- PROBLEM STATEMENT -
Go through the lines below and copy each one that holds the string "forks".

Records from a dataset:
*** Block opens ***

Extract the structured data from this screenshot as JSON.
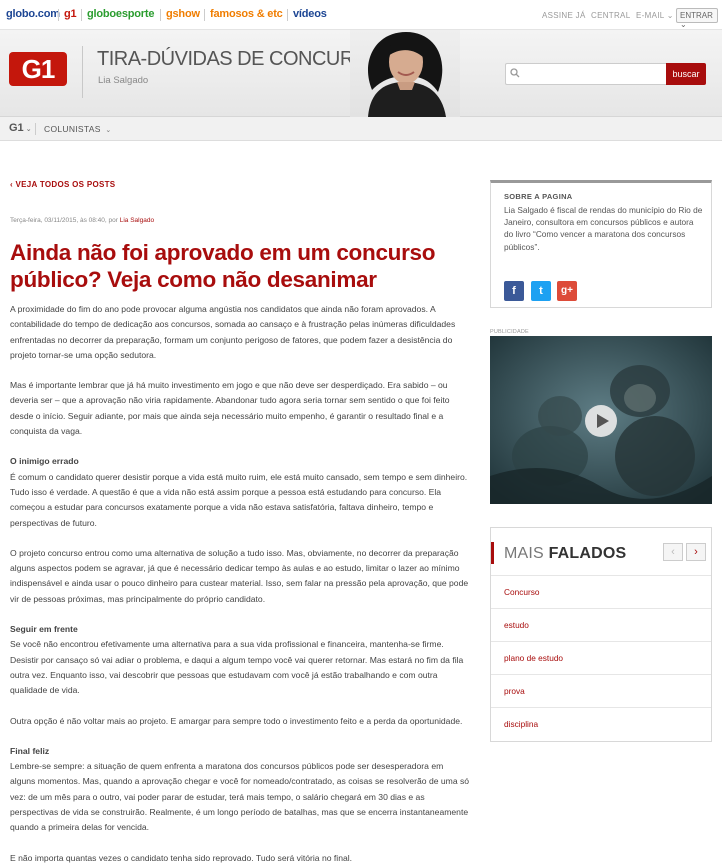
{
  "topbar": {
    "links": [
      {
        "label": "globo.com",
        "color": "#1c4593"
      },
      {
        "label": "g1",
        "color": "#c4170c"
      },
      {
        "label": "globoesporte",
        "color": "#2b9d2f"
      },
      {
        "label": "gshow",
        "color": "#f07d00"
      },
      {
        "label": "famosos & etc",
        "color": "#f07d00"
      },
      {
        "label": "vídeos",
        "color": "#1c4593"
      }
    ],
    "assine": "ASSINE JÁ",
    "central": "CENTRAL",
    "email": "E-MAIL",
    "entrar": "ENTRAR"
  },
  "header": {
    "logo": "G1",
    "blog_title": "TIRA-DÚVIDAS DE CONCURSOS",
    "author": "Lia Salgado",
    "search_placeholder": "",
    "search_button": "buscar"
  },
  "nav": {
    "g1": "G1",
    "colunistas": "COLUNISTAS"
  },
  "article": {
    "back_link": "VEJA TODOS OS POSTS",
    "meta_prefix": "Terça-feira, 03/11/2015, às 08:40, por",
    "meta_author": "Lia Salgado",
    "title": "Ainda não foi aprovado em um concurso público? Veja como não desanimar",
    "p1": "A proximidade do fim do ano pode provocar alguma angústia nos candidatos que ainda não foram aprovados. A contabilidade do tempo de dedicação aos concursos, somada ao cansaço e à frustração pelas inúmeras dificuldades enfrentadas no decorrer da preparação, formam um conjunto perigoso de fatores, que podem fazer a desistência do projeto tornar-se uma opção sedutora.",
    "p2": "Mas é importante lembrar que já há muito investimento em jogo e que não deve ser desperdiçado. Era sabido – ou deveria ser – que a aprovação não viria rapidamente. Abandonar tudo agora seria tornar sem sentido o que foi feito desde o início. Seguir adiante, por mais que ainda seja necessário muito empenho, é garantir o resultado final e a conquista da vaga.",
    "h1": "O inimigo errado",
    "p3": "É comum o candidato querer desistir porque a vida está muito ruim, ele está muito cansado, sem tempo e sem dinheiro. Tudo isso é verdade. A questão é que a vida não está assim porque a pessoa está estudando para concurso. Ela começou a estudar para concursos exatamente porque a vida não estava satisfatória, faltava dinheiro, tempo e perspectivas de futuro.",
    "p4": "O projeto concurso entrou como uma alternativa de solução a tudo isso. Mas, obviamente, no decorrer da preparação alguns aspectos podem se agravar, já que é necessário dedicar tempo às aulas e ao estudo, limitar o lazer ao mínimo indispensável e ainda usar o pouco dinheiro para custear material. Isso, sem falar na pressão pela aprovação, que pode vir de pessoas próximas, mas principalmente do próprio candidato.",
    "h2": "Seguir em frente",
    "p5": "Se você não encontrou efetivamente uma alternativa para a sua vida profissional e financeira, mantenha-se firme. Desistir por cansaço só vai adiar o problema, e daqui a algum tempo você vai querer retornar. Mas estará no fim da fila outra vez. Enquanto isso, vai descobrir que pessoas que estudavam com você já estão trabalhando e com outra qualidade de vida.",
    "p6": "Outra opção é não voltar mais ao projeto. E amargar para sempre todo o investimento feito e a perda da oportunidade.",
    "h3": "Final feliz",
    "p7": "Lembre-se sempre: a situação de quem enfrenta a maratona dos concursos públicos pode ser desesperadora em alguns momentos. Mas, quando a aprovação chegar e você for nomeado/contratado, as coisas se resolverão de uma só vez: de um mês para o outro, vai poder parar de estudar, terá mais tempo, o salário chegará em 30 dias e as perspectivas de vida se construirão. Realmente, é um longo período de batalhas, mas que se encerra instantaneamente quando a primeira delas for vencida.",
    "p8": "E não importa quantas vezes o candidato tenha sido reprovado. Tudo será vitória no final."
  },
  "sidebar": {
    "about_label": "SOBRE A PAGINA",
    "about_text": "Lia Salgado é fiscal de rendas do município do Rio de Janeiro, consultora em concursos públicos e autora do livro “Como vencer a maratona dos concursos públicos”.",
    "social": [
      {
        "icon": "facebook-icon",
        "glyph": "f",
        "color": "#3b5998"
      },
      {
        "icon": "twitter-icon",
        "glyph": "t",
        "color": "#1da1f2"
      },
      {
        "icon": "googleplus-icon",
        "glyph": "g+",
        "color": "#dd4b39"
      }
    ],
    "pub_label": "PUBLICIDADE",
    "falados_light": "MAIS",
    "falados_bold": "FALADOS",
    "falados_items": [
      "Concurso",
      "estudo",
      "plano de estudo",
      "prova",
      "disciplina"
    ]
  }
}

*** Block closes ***
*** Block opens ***

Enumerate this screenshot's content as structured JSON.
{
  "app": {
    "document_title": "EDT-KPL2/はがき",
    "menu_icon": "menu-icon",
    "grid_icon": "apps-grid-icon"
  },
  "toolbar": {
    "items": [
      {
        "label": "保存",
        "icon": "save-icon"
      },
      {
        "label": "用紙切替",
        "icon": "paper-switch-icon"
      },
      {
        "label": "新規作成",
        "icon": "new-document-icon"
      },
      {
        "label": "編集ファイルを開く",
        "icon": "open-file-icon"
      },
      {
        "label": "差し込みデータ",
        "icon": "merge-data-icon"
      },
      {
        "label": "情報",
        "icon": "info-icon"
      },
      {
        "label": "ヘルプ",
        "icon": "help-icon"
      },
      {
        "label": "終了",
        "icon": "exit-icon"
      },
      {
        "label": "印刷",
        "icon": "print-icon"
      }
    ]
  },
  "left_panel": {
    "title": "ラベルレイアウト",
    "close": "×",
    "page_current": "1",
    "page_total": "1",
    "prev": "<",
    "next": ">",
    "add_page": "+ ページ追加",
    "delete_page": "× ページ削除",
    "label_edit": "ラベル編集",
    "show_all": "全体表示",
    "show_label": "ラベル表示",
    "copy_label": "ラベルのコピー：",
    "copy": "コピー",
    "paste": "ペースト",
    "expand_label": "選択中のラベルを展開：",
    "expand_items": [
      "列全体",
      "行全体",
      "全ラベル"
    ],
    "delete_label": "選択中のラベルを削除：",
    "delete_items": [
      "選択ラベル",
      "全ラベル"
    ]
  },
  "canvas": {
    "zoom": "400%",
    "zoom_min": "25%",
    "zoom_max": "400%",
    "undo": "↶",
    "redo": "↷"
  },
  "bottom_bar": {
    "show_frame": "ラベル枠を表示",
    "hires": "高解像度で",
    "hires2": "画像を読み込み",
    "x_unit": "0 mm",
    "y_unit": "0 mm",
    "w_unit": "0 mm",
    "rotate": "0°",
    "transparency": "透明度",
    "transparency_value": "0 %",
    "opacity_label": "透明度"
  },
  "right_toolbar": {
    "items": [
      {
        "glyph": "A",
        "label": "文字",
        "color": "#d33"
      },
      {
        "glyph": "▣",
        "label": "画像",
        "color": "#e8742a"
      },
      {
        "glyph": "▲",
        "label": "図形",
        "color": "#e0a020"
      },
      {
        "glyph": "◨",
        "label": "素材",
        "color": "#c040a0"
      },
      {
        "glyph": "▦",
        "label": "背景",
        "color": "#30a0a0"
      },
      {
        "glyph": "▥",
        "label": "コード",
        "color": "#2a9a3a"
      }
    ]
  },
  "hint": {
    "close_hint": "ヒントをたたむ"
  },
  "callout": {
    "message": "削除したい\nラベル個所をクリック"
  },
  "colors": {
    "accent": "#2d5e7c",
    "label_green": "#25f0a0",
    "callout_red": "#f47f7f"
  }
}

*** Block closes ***
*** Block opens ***

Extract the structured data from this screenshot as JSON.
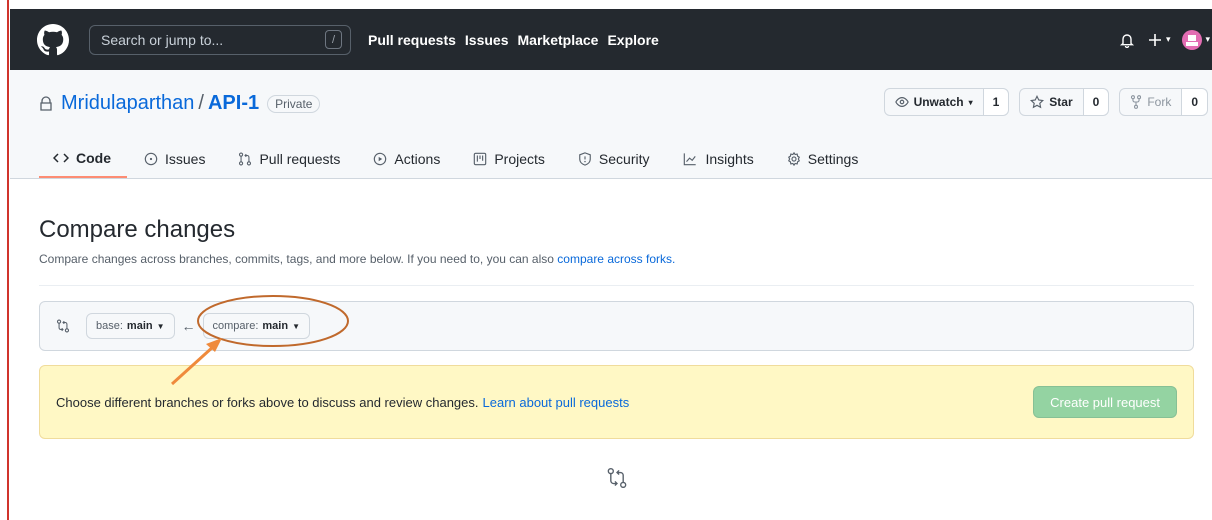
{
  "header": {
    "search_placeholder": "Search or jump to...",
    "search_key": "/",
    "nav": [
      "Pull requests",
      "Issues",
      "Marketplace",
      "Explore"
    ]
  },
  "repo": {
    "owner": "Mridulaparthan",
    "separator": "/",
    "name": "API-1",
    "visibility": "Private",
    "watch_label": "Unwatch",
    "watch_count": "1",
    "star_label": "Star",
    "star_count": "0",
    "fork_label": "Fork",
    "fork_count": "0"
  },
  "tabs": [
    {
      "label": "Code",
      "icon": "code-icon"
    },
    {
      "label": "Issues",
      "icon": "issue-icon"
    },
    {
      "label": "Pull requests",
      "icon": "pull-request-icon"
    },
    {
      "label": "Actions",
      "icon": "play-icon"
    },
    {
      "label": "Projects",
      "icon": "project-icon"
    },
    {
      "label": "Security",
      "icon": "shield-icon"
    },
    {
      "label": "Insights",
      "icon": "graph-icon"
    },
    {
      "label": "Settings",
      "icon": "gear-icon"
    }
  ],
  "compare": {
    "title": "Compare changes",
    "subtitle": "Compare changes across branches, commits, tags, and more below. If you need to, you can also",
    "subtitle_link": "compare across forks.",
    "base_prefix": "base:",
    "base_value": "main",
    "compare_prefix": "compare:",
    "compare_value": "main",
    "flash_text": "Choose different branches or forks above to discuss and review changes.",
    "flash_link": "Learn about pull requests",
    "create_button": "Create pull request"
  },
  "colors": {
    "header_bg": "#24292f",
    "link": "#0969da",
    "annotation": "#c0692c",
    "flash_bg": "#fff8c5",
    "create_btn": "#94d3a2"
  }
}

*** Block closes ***

- SOLVED EXERCISE -
    "subtitle_link": "compare across forks.",
    "flash_text": "Choose different branches or forks above to discuss and review changes.",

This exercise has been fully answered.